Krueger Cabin, built in 1936This is more oral history than academic history. As Harvey writes: “[A] research problem was the conflicting information I occasionally received from my interviews. I would get different versions of the same story, or on the location or significance of a historical site. So the authenticity of certain information may be questioned. Nevertheless, most of the questionable information has some value, because it is part of the folklore of the area.” Another historian Victor Konrad writes in “The Pryor Mountain Homestead Landscape,” 1984: “A great deal of Harvey’s history of the Pryors is based on tales recounted by local informants. … When compared to facts documented in homesteaders’ serial files and Custer National Forest Records, tales recounted by Harvey [and others] usually are lacking in detail and veracity. Nevertheless, oral history and published local accounts do provide the opinion and minutia to color information established in the records.”

We think this is an interesting introduction to the homestead era in the Pryors. We would be glad to hear from any amateur or professional historians who have studied the history of the area.

Cattle Rustling, Sawmills, and a Cheese Factory.
Upper Sage Creek and the Northern Pryors.

A Post Office, Store, Road Ranch and a Lime Kiln.
Bowler and the West Pryors

RR stops at Toluca, Coburn, Morin, Keiser, Pryor, Chicopee, Oswald, Crockett, Bowler, Scribner, Frannie, Mantua, Garland, Powell, Ralston, McCormick, Corbett, and Cody.
Buffalo Bill, Twenty thousand dollar bills, and a railroad removed in the middle of the night.
Chicago, Burlington & Quincy Railroad – Toluca-Cody Line

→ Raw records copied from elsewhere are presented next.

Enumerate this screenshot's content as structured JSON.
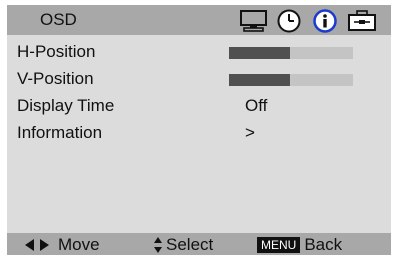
{
  "header": {
    "title": "OSD",
    "icons": [
      "monitor-icon",
      "clock-icon",
      "info-icon",
      "toolbox-icon"
    ],
    "selected_icon": "info-icon"
  },
  "menu": {
    "items": [
      {
        "label": "H-Position",
        "level": 0.49
      },
      {
        "label": "V-Position",
        "level": 0.49
      },
      {
        "label": "Display Time",
        "value": "Off"
      },
      {
        "label": "Information",
        "value": ">"
      }
    ]
  },
  "footer": {
    "move_label": "Move",
    "select_label": "Select",
    "menu_key": "MENU",
    "back_label": "Back"
  },
  "colors": {
    "header_bg": "#a8a8a8",
    "body_bg": "#dcdcdc",
    "bar_fill": "#505050",
    "bar_track": "#c4c4c4",
    "info_icon_blue": "#1a3ad0"
  }
}
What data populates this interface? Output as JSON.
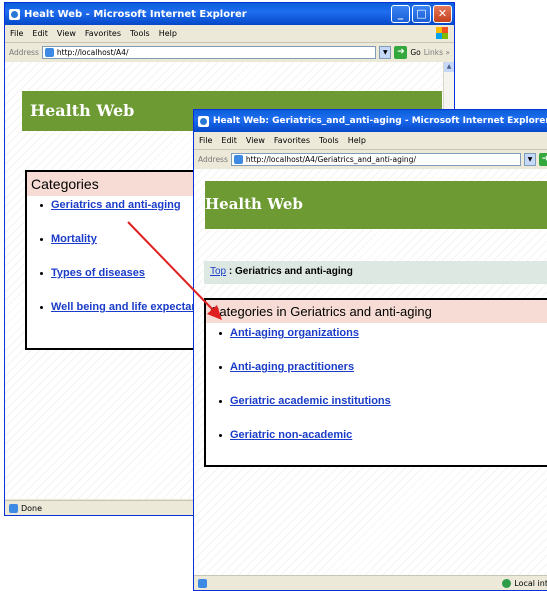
{
  "back_window": {
    "title": "Healt Web - Microsoft Internet Explorer",
    "menu": [
      "File",
      "Edit",
      "View",
      "Favorites",
      "Tools",
      "Help"
    ],
    "address_label": "Address",
    "address_url": "http://localhost/A4/",
    "go_label": "Go",
    "links_label": "Links »",
    "site_title": "Health Web",
    "categories_heading": "Categories",
    "categories": [
      "Geriatrics and anti-aging",
      "Mortality",
      "Types of diseases",
      "Well being and life expectan"
    ],
    "status": "Done"
  },
  "front_window": {
    "title": "Healt Web: Geriatrics_and_anti-aging - Microsoft Internet Explorer",
    "menu": [
      "File",
      "Edit",
      "View",
      "Favorites",
      "Tools",
      "Help"
    ],
    "address_label": "Address",
    "address_url": "http://localhost/A4/Geriatrics_and_anti-aging/",
    "site_title": "Health Web",
    "breadcrumb_link": "Top",
    "breadcrumb_rest": " : Geriatrics and anti-aging",
    "categories_heading": "Categories in Geriatrics and anti-aging",
    "categories": [
      "Anti-aging organizations",
      "Anti-aging practitioners",
      "Geriatric academic institutions",
      "Geriatric non-academic"
    ],
    "status_zone": "Local int"
  },
  "colors": {
    "title_bar": "#0a5fd8",
    "banner": "#6e9a33",
    "category_header": "#f7dcd5",
    "breadcrumb_bg": "#dde8e3",
    "link": "#1a3cc8",
    "arrow": "#e02020"
  },
  "icons": [
    "ie-logo-icon",
    "minimize-icon",
    "maximize-icon",
    "close-icon",
    "windows-flag-icon",
    "page-icon",
    "go-arrow-icon",
    "globe-icon"
  ]
}
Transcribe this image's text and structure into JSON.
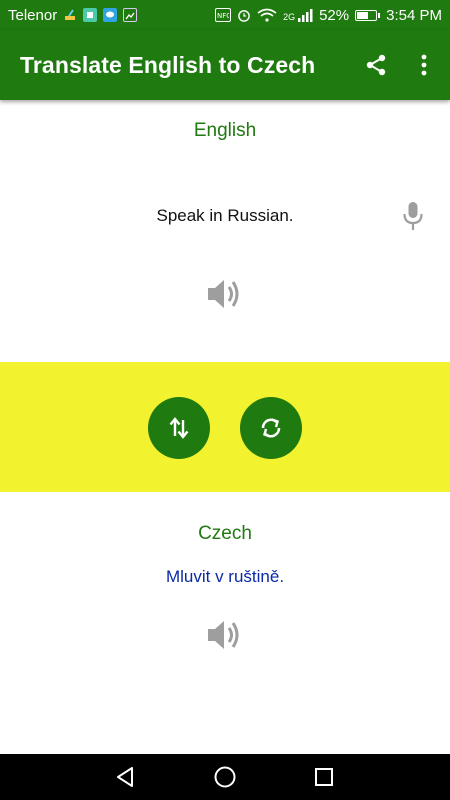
{
  "status_bar": {
    "carrier": "Telenor",
    "network": "2G",
    "battery_percent_text": "52%",
    "battery_level": 0.52,
    "time": "3:54 PM",
    "icons": [
      "sweeper-icon",
      "app-icon",
      "chat-icon",
      "gallery-icon",
      "nfc-icon",
      "alarm-icon",
      "wifi-icon",
      "signal-icon",
      "battery-icon"
    ]
  },
  "app_bar": {
    "title": "Translate English to Czech",
    "share_icon": "share-icon",
    "menu_icon": "more-vert-icon"
  },
  "source": {
    "language": "English",
    "text": "Speak in Russian.",
    "mic_icon": "microphone-icon",
    "speaker_icon": "speaker-icon"
  },
  "actions": {
    "swap_icon": "swap-vertical-icon",
    "refresh_icon": "refresh-icon",
    "band_color": "#f2f22e",
    "button_color": "#1f7a10"
  },
  "target": {
    "language": "Czech",
    "text": "Mluvit v ruštině.",
    "speaker_icon": "speaker-icon"
  },
  "nav_bar": {
    "back_icon": "back-triangle-icon",
    "home_icon": "home-circle-icon",
    "recents_icon": "recents-square-icon"
  },
  "colors": {
    "primary": "#1f7a10",
    "target_text": "#0a2aa6",
    "icon_gray": "#9e9e9e"
  }
}
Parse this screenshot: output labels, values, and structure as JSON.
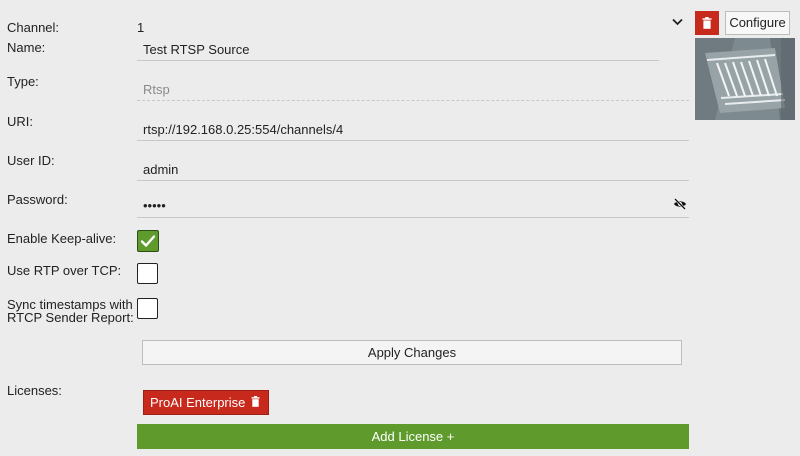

Water rights, Timber rights, and Cattle/Sheep wars.
South of the Pryors – Lovell, Cowley, and the Big Horn Basin

Bessie Tillett, Frank Sykes and a “Death List.”
Crooked Creek Country

Buffalo Skulls, a Dude Ranch, Gold?, and Will James.
Dryhead Country

Management Recommendations from David Harvey:
At the end of his 1974 report, David Harvey made recommendations to the agencies managing the Pryors. These recommendations include the following general statements:

“To preserve the natural tranquility and environment of many areas where sites are located, motor vehicle traffic should be prohibited. The construction of hiking trails to some of these sites might be a feasible alternative.”

“I am for minimal development of the Pryors. I do not want to compromise its unique personality of serenity by criss-crossing it with more roads, or even improve present roads.”

Prohibition Era Whiskey Still in the Pryors
Hank Lane’s Whiskey Still, Oral History from Vern Waples

Krueger’s Cabin,
Some History written by Bill Krueger.»

The following is an excerpt from a February 1980 letter from Bill Krueger, grandson of Herman Krueger.

I wrote to my Grandfather and asked him about the history of the cabin. He didn’t completely answer my question but from what he told me and from what I learned from my father I have managed to piece together a little of the history of the land and the area.

Somewhere around 1916 a man by the name Fenner filed a claim on the section of land now owned by my family. He built a cabin, which was adjacent to the [Krueger] cabin … and where as I understand it the new cabin built by the BLM now sits. Fenner later dropped his claim and moved down into sage creek valley, where he ran a saw mill for a number of years. The land was then filed on by a fellow by the name of Mundi [sp. ?], who was in the sheep business. He used the cabin which Fenner had built and ran sheep on the top of the mountain on his claim and on the claims of two of his brothers had filed on. Mundi [sp. ?] did little work on his claim and lost it after seven years for failure to comply with the homestead laws. My Grandfather, Herman Krueger, a cattle rancher in the Powell area, heard of this and in 1935 my Great Grandfather, Otto, a german filed on the land. The cabin … was built between 1936 and 37 by my Great Grandfather and Grandfather. According to my Grandfather, the early homesteaders failed because there was no water available for watering their stock. And their efforts to collect water in reservoirs failed because these reservoirs would not hold water. My Grandfather spent $1500, lots of money in those days, to build reservoirs. The reservoir, which is situated at the upper end of the valley in which the cabins are located, caught 8 feet of water but went dry in a month, to the amusement of the stockmen of the area. It was necessary to have water to the stock for the rest of the season. My Grandfather then tried lining the reservoirs with bentonite. They have not gone dry since.

My Grandfather ran stock up their for many years until he retired, somewhere around 1960. Then land was then leased to the BLM which uses it as part of their wild horse preserve. The new cabin was built by the BLM as part of their rental agreement.

Bill Krueger